SOURCE INFORMATION:
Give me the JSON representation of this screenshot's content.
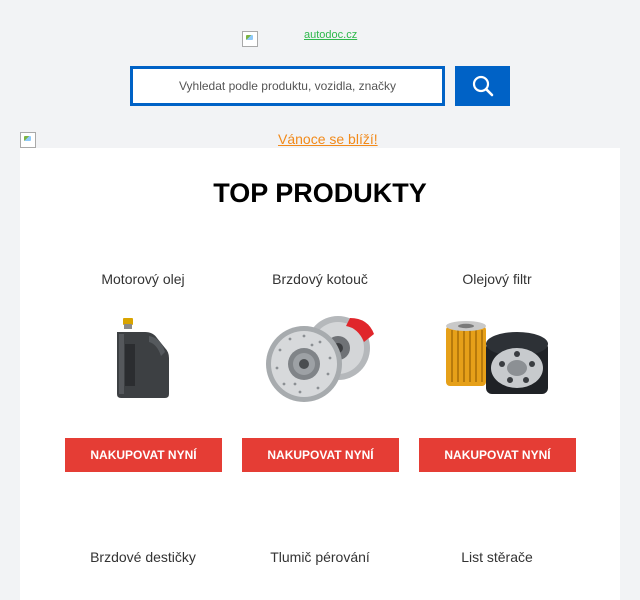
{
  "header": {
    "logo_text": "autodoc.cz"
  },
  "search": {
    "placeholder": "Vyhledat podle produktu, vozidla, značky",
    "icon": "search-icon"
  },
  "promo": {
    "link_text": "Vánoce se blíží!"
  },
  "section": {
    "title": "TOP PRODUKTY"
  },
  "products": [
    {
      "name": "Motorový olej",
      "button": "NAKUPOVAT NYNÍ",
      "icon": "engine-oil-canister-icon"
    },
    {
      "name": "Brzdový kotouč",
      "button": "NAKUPOVAT NYNÍ",
      "icon": "brake-disc-icon"
    },
    {
      "name": "Olejový filtr",
      "button": "NAKUPOVAT NYNÍ",
      "icon": "oil-filter-icon"
    },
    {
      "name": "Brzdové destičky"
    },
    {
      "name": "Tlumič pérování"
    },
    {
      "name": "List stěrače"
    }
  ],
  "colors": {
    "accent_blue": "#0062c6",
    "button_red": "#e53d35",
    "logo_green": "#2eb84b",
    "promo_orange": "#f28a1a"
  }
}
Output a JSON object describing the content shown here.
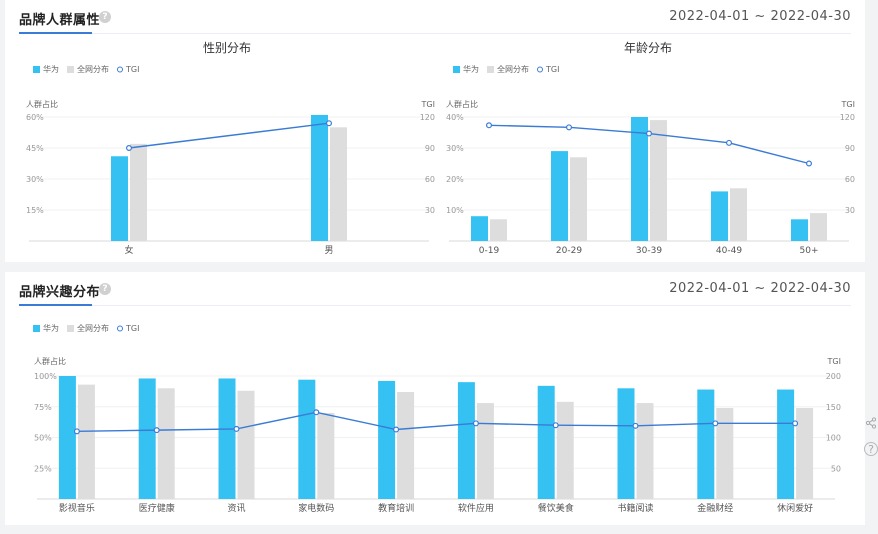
{
  "cards": [
    {
      "title": "品牌人群属性",
      "help_icon": "?",
      "date_range": "2022-04-01 ~ 2022-04-30",
      "charts": [
        {
          "id": "gender",
          "title": "性别分布",
          "legend": [
            "华为",
            "全网分布",
            "TGI"
          ],
          "ylabel_left": "人群占比",
          "ylabel_right": "TGI",
          "left_ticks": [
            "60%",
            "45%",
            "30%",
            "15%"
          ],
          "right_ticks": [
            "120",
            "90",
            "60",
            "30"
          ]
        },
        {
          "id": "age",
          "title": "年龄分布",
          "legend": [
            "华为",
            "全网分布",
            "TGI"
          ],
          "ylabel_left": "人群占比",
          "ylabel_right": "TGI",
          "left_ticks": [
            "40%",
            "30%",
            "20%",
            "10%"
          ],
          "right_ticks": [
            "120",
            "90",
            "60",
            "30"
          ]
        }
      ]
    },
    {
      "title": "品牌兴趣分布",
      "help_icon": "?",
      "date_range": "2022-04-01 ~ 2022-04-30",
      "charts": [
        {
          "id": "interest",
          "title": "",
          "legend": [
            "华为",
            "全网分布",
            "TGI"
          ],
          "ylabel_left": "人群占比",
          "ylabel_right": "TGI",
          "left_ticks": [
            "100%",
            "75%",
            "50%",
            "25%"
          ],
          "right_ticks": [
            "200",
            "150",
            "100",
            "50"
          ]
        }
      ]
    }
  ],
  "colors": {
    "brand": "#35c2f3",
    "market": "#dddddd",
    "tgi": "#3a7bd5",
    "accent": "#3a7bd5"
  },
  "side_icons": [
    "share-icon",
    "help-icon"
  ],
  "chart_data": [
    {
      "type": "bar",
      "title": "性别分布",
      "categories": [
        "女",
        "男"
      ],
      "series": [
        {
          "name": "华为",
          "values": [
            41,
            61
          ]
        },
        {
          "name": "全网分布",
          "values": [
            47,
            55
          ]
        },
        {
          "name": "TGI",
          "type": "line",
          "axis": "right",
          "values": [
            90,
            114
          ]
        }
      ],
      "ylabel": "人群占比",
      "ylabel_right": "TGI",
      "ylim": [
        0,
        60
      ],
      "ylim_right": [
        0,
        120
      ],
      "legend": "top-left",
      "grid": true
    },
    {
      "type": "bar",
      "title": "年龄分布",
      "categories": [
        "0-19",
        "20-29",
        "30-39",
        "40-49",
        "50+"
      ],
      "series": [
        {
          "name": "华为",
          "values": [
            8,
            29,
            40,
            16,
            7
          ]
        },
        {
          "name": "全网分布",
          "values": [
            7,
            27,
            39,
            17,
            9
          ]
        },
        {
          "name": "TGI",
          "type": "line",
          "axis": "right",
          "values": [
            112,
            110,
            104,
            95,
            75
          ]
        }
      ],
      "ylabel": "人群占比",
      "ylabel_right": "TGI",
      "ylim": [
        0,
        40
      ],
      "ylim_right": [
        0,
        120
      ],
      "legend": "top-left",
      "grid": true
    },
    {
      "type": "bar",
      "title": "",
      "categories": [
        "影视音乐",
        "医疗健康",
        "资讯",
        "家电数码",
        "教育培训",
        "软件应用",
        "餐饮美食",
        "书籍阅读",
        "金融财经",
        "休闲爱好"
      ],
      "series": [
        {
          "name": "华为",
          "values": [
            100,
            98,
            98,
            97,
            96,
            95,
            92,
            90,
            89,
            89
          ]
        },
        {
          "name": "全网分布",
          "values": [
            93,
            90,
            88,
            70,
            87,
            78,
            79,
            78,
            74,
            74
          ]
        },
        {
          "name": "TGI",
          "type": "line",
          "axis": "right",
          "values": [
            110,
            112,
            114,
            141,
            113,
            123,
            120,
            119,
            123,
            123
          ]
        }
      ],
      "ylabel": "人群占比",
      "ylabel_right": "TGI",
      "ylim": [
        0,
        100
      ],
      "ylim_right": [
        0,
        200
      ],
      "legend": "top-left",
      "grid": true
    }
  ]
}
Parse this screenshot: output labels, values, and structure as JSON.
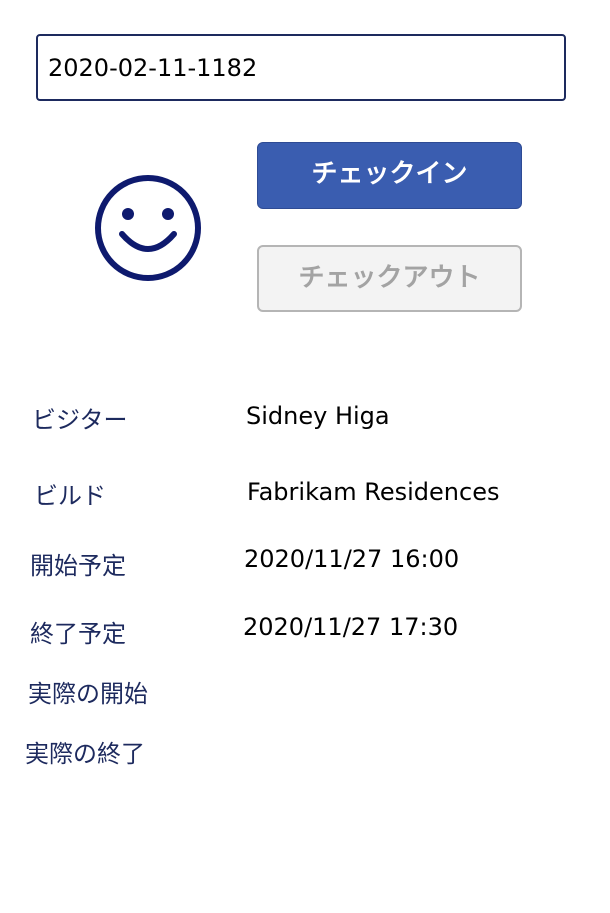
{
  "search": {
    "value": "2020-02-11-1182"
  },
  "status_icon": "smiley-face-icon",
  "buttons": {
    "checkin_label": "チェックイン",
    "checkout_label": "チェックアウト"
  },
  "details": {
    "visitor_label": "ビジター",
    "visitor_value": "Sidney Higa",
    "building_label": "ビルド",
    "building_value": "Fabrikam Residences",
    "scheduled_start_label": "開始予定",
    "scheduled_start_value": "2020/11/27 16:00",
    "scheduled_end_label": "終了予定",
    "scheduled_end_value": "2020/11/27 17:30",
    "actual_start_label": "実際の開始",
    "actual_end_label": "実際の終了"
  },
  "colors": {
    "primary": "#3a5db0",
    "label_text": "#1d2a5e",
    "disabled_text": "#a3a3a3",
    "disabled_bg": "#f3f3f3"
  }
}
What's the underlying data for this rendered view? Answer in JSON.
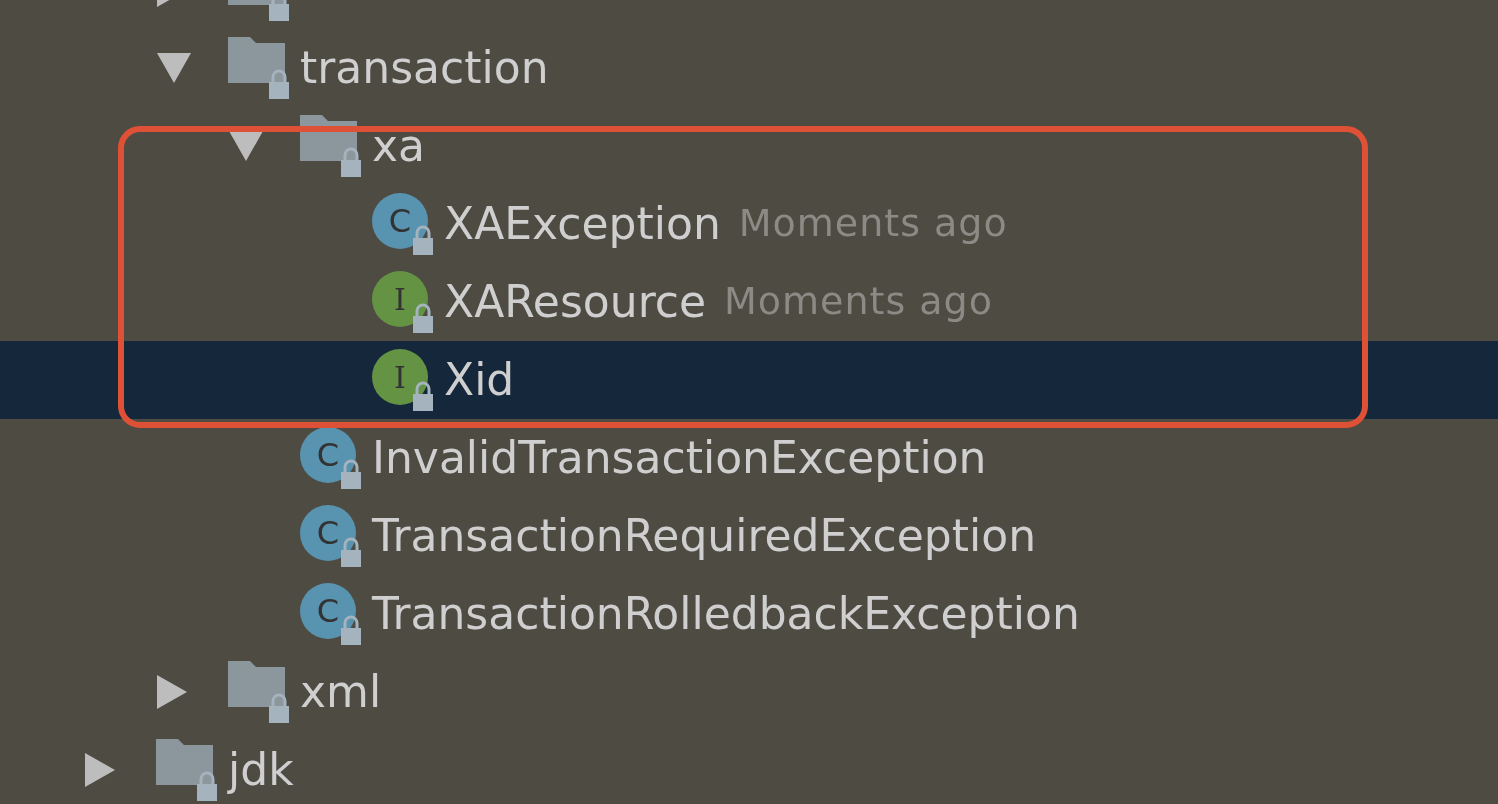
{
  "tree": [
    {
      "children": [
        {
          "kind": "folder",
          "expanded": false,
          "selected": false
        },
        {
          "kind": "folder",
          "name": "transaction",
          "expanded": true,
          "selected": false,
          "children": [
            {
              "kind": "folder",
              "name": "xa",
              "expanded": true,
              "selected": false,
              "children": [
                {
                  "kind": "class",
                  "badge": "C",
                  "name": "XAException",
                  "time": "Moments ago",
                  "selected": false
                },
                {
                  "kind": "interface",
                  "badge": "I",
                  "name": "XAResource",
                  "time": "Moments ago",
                  "selected": false
                },
                {
                  "kind": "interface",
                  "badge": "I",
                  "name": "Xid",
                  "selected": true
                }
              ]
            },
            {
              "kind": "class",
              "badge": "C",
              "name": "InvalidTransactionException",
              "selected": false
            },
            {
              "kind": "class",
              "badge": "C",
              "name": "TransactionRequiredException",
              "selected": false
            },
            {
              "kind": "class",
              "badge": "C",
              "name": "TransactionRolledbackException",
              "selected": false
            }
          ]
        },
        {
          "kind": "folder",
          "name": "xml",
          "expanded": false,
          "selected": false
        }
      ]
    },
    {
      "kind": "folder",
      "name": "jdk",
      "expanded": false,
      "selected": false
    }
  ]
}
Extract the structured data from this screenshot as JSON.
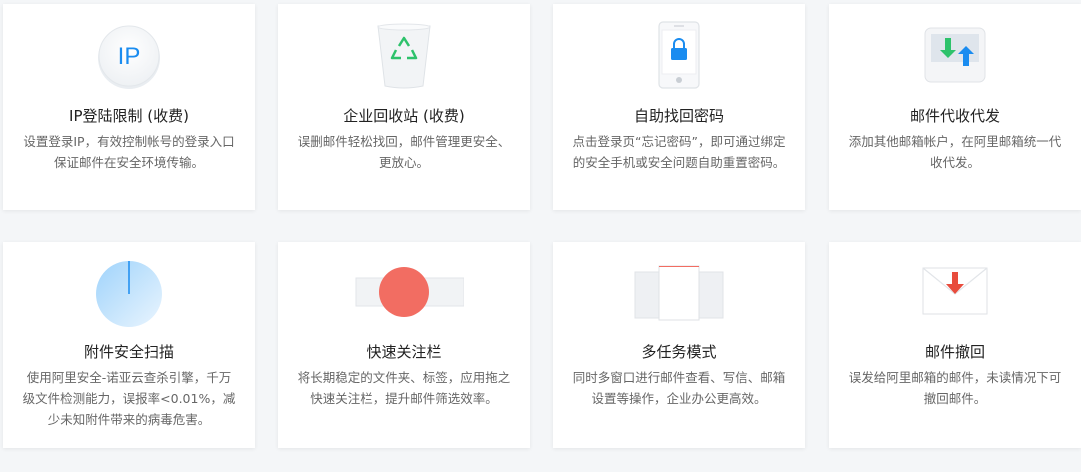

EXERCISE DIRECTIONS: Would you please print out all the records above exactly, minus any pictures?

RESPONSE BOX:
Give me the JSON representation of this screenshot's content.
{
  "header": {
    "logo_text": "autodoc.cz"
  },
  "search": {
    "placeholder": "Vyhledat podle produktu, vozidla, značky",
    "icon": "search-icon"
  },
  "promo": {
    "link_text": "Vánoce se blíží!"
  },
  "section": {
    "title": "TOP PRODUKTY"
  },
  "products": [
    {
      "name": "Motorový olej",
      "button": "NAKUPOVAT NYNÍ",
      "icon": "engine-oil-canister-icon"
    },
    {
      "name": "Brzdový kotouč",
      "button": "NAKUPOVAT NYNÍ",
      "icon": "brake-disc-icon"
    },
    {
      "name": "Olejový filtr",
      "button": "NAKUPOVAT NYNÍ",
      "icon": "oil-filter-icon"
    },
    {
      "name": "Brzdové destičky"
    },
    {
      "name": "Tlumič pérování"
    },
    {
      "name": "List stěrače"
    }
  ],
  "colors": {
    "accent_blue": "#0062c6",
    "button_red": "#e53d35",
    "logo_green": "#2eb84b",
    "promo_orange": "#f28a1a"
  }
}
Output a JSON object describing the content shown here.
{
  "cards": [
    {
      "title": "品牌人群属性",
      "help_icon": "?",
      "date_range": "2022-04-01 ~ 2022-04-30",
      "charts": [
        {
          "id": "gender",
          "title": "性别分布",
          "legend": [
            "华为",
            "全网分布",
            "TGI"
          ],
          "ylabel_left": "人群占比",
          "ylabel_right": "TGI",
          "left_ticks": [
            "60%",
            "45%",
            "30%",
            "15%"
          ],
          "right_ticks": [
            "120",
            "90",
            "60",
            "30"
          ]
        },
        {
          "id": "age",
          "title": "年龄分布",
          "legend": [
            "华为",
            "全网分布",
            "TGI"
          ],
          "ylabel_left": "人群占比",
          "ylabel_right": "TGI",
          "left_ticks": [
            "40%",
            "30%",
            "20%",
            "10%"
          ],
          "right_ticks": [
            "120",
            "90",
            "60",
            "30"
          ]
        }
      ]
    },
    {
      "title": "品牌兴趣分布",
      "help_icon": "?",
      "date_range": "2022-04-01 ~ 2022-04-30",
      "charts": [
        {
          "id": "interest",
          "title": "",
          "legend": [
            "华为",
            "全网分布",
            "TGI"
          ],
          "ylabel_left": "人群占比",
          "ylabel_right": "TGI",
          "left_ticks": [
            "100%",
            "75%",
            "50%",
            "25%"
          ],
          "right_ticks": [
            "200",
            "150",
            "100",
            "50"
          ]
        }
      ]
    }
  ],
  "colors": {
    "brand": "#35c2f3",
    "market": "#dddddd",
    "tgi": "#3a7bd5",
    "accent": "#3a7bd5"
  },
  "side_icons": [
    "share-icon",
    "help-icon"
  ],
  "chart_data": [
    {
      "type": "bar",
      "title": "性别分布",
      "categories": [
        "女",
        "男"
      ],
      "series": [
        {
          "name": "华为",
          "values": [
            41,
            61
          ]
        },
        {
          "name": "全网分布",
          "values": [
            47,
            55
          ]
        },
        {
          "name": "TGI",
          "type": "line",
          "axis": "right",
          "values": [
            90,
            114
          ]
        }
      ],
      "ylabel": "人群占比",
      "ylabel_right": "TGI",
      "ylim": [
        0,
        60
      ],
      "ylim_right": [
        0,
        120
      ],
      "legend": "top-left",
      "grid": true
    },
    {
      "type": "bar",
      "title": "年龄分布",
      "categories": [
        "0-19",
        "20-29",
        "30-39",
        "40-49",
        "50+"
      ],
      "series": [
        {
          "name": "华为",
          "values": [
            8,
            29,
            40,
            16,
            7
          ]
        },
        {
          "name": "全网分布",
          "values": [
            7,
            27,
            39,
            17,
            9
          ]
        },
        {
          "name": "TGI",
          "type": "line",
          "axis": "right",
          "values": [
            112,
            110,
            104,
            95,
            75
          ]
        }
      ],
      "ylabel": "人群占比",
      "ylabel_right": "TGI",
      "ylim": [
        0,
        40
      ],
      "ylim_right": [
        0,
        120
      ],
      "legend": "top-left",
      "grid": true
    },
    {
      "type": "bar",
      "title": "",
      "categories": [
        "影视音乐",
        "医疗健康",
        "资讯",
        "家电数码",
        "教育培训",
        "软件应用",
        "餐饮美食",
        "书籍阅读",
        "金融财经",
        "休闲爱好"
      ],
      "series": [
        {
          "name": "华为",
          "values": [
            100,
            98,
            98,
            97,
            96,
            95,
            92,
            90,
            89,
            89
          ]
        },
        {
          "name": "全网分布",
          "values": [
            93,
            90,
            88,
            70,
            87,
            78,
            79,
            78,
            74,
            74
          ]
        },
        {
          "name": "TGI",
          "type": "line",
          "axis": "right",
          "values": [
            110,
            112,
            114,
            141,
            113,
            123,
            120,
            119,
            123,
            123
          ]
        }
      ],
      "ylabel": "人群占比",
      "ylabel_right": "TGI",
      "ylim": [
        0,
        100
      ],
      "ylim_right": [
        0,
        200
      ],
      "legend": "top-left",
      "grid": true
    }
  ]
}
Parse this screenshot: output labels, values, and structure as JSON.
{
  "search": {
    "value": "2020-02-11-1182"
  },
  "status_icon": "smiley-face-icon",
  "buttons": {
    "checkin_label": "チェックイン",
    "checkout_label": "チェックアウト"
  },
  "details": {
    "visitor_label": "ビジター",
    "visitor_value": "Sidney Higa",
    "building_label": "ビルド",
    "building_value": "Fabrikam Residences",
    "scheduled_start_label": "開始予定",
    "scheduled_start_value": "2020/11/27 16:00",
    "scheduled_end_label": "終了予定",
    "scheduled_end_value": "2020/11/27 17:30",
    "actual_start_label": "実際の開始",
    "actual_end_label": "実際の終了"
  },
  "colors": {
    "primary": "#3a5db0",
    "label_text": "#1d2a5e",
    "disabled_text": "#a3a3a3",
    "disabled_bg": "#f3f3f3"
  }
}
What's the underlying data for this rendered view? Answer in JSON.
{
  "tree": [
    {
      "children": [
        {
          "kind": "folder",
          "expanded": false,
          "selected": false
        },
        {
          "kind": "folder",
          "name": "transaction",
          "expanded": true,
          "selected": false,
          "children": [
            {
              "kind": "folder",
              "name": "xa",
              "expanded": true,
              "selected": false,
              "children": [
                {
                  "kind": "class",
                  "badge": "C",
                  "name": "XAException",
                  "time": "Moments ago",
                  "selected": false
                },
                {
                  "kind": "interface",
                  "badge": "I",
                  "name": "XAResource",
                  "time": "Moments ago",
                  "selected": false
                },
                {
                  "kind": "interface",
                  "badge": "I",
                  "name": "Xid",
                  "selected": true
                }
              ]
            },
            {
              "kind": "class",
              "badge": "C",
              "name": "InvalidTransactionException",
              "selected": false
            },
            {
              "kind": "class",
              "badge": "C",
              "name": "TransactionRequiredException",
              "selected": false
            },
            {
              "kind": "class",
              "badge": "C",
              "name": "TransactionRolledbackException",
              "selected": false
            }
          ]
        },
        {
          "kind": "folder",
          "name": "xml",
          "expanded": false,
          "selected": false
        }
      ]
    },
    {
      "kind": "folder",
      "name": "jdk",
      "expanded": false,
      "selected": false
    }
  ]
}
Extract the structured data from this screenshot as JSON.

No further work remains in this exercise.